Iris van Herpen: Nearer to Normality
Iris van Herpen, as ever, had the word for her collection: “Syntopia”. It suggested her particular blend of technology and technique, but no longer in the La-La Land of the incomprehensible or unwearable.
The slender coat that opened the collection was elegantly tailored in woven leather, merging into wool. To be more accurate, I turned to the information on the pack of cards left on the seats in the pitch dark of Le Trianon, the old Paris theatre. They had to be studied later. The official description read: “Nude leather woven through parametric file-making and laser-cutting into grey wool.”
Iris knows how to capture the imagination. Overhead, an artwork suspended from the ceiling moved gently, like a bird flying in slow motion. While the models below walked the length of the “stage”, the colours changed subtly and artistically from a neutral grey, through turquoise, olive green, deep red… and finally an explosion of white wings. The showmanship of this brief collection was stellar.
Backstage, Natalia Vodianova, dressed in the designer’s work, proved that it was both wearable and appealing. I asked Iris about her her approach, the mental processes and method of manufacture that had produced this collection.

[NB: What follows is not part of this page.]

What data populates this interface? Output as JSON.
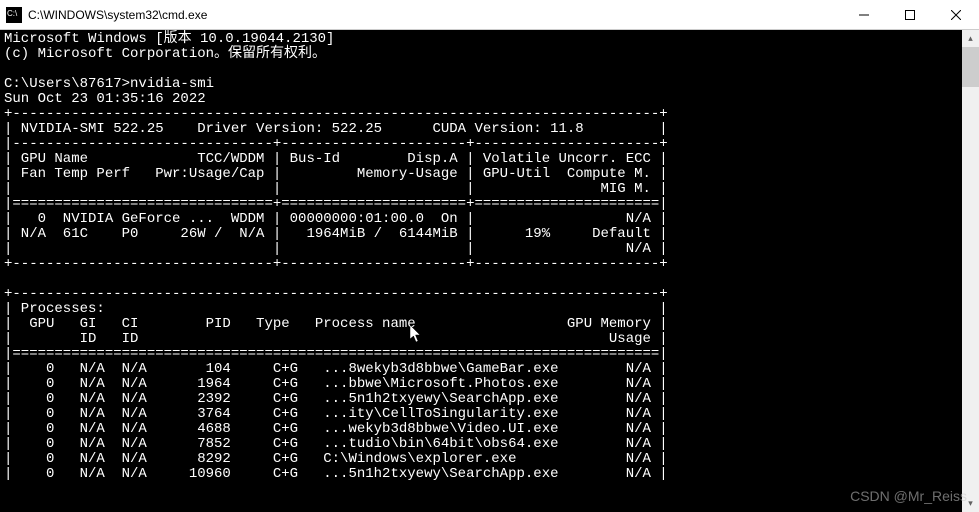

“I worked with the artists on the installation , and I was looking at chronophotography,” the designer explained. “It’s like taking different photos in one second. I started looking at how it felt and taking photos like that. I took milliseconds of movements so I changed the grain of the fabric. I also changed the way of something that would normally happen in longer time. So it’s really about slowing down time.”
The descriptions of each outfit were complex yet comprehensible. And there was no sense of the torture experienced by her models in the past – I once saw them wrapped and hung up in plastic – to express the van Herpen vision. There has been that uncomfortable feeling occasionally in previous collections. Here, all was calm and often lovely, as in an “Aeolian” dress in organza coloured the blue of a summer sky, pleated into a half-wheel. Iris described it as being “like glass wings in thin air”.
This sense of flight included an asymmetric dress with what was described as “chronophotographic” lines of bird-wing movements. That gave an airy lightness and graceful fragility to the whole collection.
It is easy to think that Iris does not change her approach much between collections. But I feel the opposite. There is deep thought and exceptional technique in her clothes. And this season’s presentation of the human body morphing into the wings of a dove was romantic, elegant, and one of those rare explorations of the future of fashion, which can be welcomed with open arms. Or rather, with open wings.